"It was really encouraging and a really refreshing sight to see so many people from different organizations come and join together to try and make a difference,” added Princeton Latinos and Amigos media co-chair Sarah Prieto '19.

The group’s current goals are to be officially recognized as a campus organization bythe Office of the Dean of Undergraduate Students and to hold a day of action in February.

According to Negron-Reichard, the day of action is “a day where we can do phone banking or write to Congressmen to voice our concerns and try to use our power as constituents to move public policy.”

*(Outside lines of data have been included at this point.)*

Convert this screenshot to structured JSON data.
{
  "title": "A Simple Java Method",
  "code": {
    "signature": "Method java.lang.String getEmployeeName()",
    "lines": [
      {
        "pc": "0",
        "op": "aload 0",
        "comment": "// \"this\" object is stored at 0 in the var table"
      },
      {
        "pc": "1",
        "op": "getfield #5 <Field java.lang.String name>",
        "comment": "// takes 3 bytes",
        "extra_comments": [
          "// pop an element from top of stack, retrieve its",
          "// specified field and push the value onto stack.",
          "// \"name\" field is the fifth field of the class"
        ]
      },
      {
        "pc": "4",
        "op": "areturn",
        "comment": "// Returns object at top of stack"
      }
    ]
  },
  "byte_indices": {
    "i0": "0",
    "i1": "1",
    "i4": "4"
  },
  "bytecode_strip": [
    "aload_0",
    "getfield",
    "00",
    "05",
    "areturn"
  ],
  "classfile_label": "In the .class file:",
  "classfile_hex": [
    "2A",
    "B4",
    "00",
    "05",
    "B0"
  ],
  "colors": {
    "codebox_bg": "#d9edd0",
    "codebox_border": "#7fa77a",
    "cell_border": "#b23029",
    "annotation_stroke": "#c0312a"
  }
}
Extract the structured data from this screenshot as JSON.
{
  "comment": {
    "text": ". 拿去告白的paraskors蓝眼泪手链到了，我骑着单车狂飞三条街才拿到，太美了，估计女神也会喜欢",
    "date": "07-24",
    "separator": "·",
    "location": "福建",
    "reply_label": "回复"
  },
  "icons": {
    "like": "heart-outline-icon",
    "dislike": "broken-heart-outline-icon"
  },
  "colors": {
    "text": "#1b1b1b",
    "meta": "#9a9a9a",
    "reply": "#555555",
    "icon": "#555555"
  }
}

“We want to put some kind of Day of Action together to raise awareness, to get Princeton students who might feel like they want to do something but are really unsure what they can do or how they can do it,” Hunter said. He added that the group would like to hold a day of action earlier rather than later, in order to harness momentum generated by the most recent executive orders regarding sanctuary cities and the border wall.

"This event will be used to have one campus-wide phone bank where students can call Congressmen and representatives from New Jersey and their respective hometowns,” Prieto said. “So we'll have different phone stations, along with a list of major cities and their Congressmen's phone numbers and contact information. We'll give them a chance to either call or write a personal, handwritten letter to send to their Congressmen. Currently, the major issues are [the] Dakota Pipeline, the wall, and Syrian immigration, but probably more policies will come up in the next few weeks.”

Looking forward, the founding members of the organization hope to spread their ideas and establish communication with other universities.

“We definitely expect more groups like this to pop up throughout the United States. We're keeping a close eye on other groups that might emerge and start having conversations on what we might do on a national scale,” Negron-Reichard said.

“I think a long-term goal just for the year is to transform the anger that we have, that right now is pretty much limited to Facebook posts and arguments on those threads, into actual action, rather than just sitting at home being angry,” Prieto added.

Park said that the idea to form a justice advocacy group has already attracted interest from the student body: a sign-up list of students looking to get involved has garnered close to 100 names and numbers since its creation Tuesday night.

“I think that once the group is more well organized and more well established, and once the Day of Action event kicks off, there definitely will be interest in students having their voices heard,” Park said. “That's what we're going for — having students come together and take action.”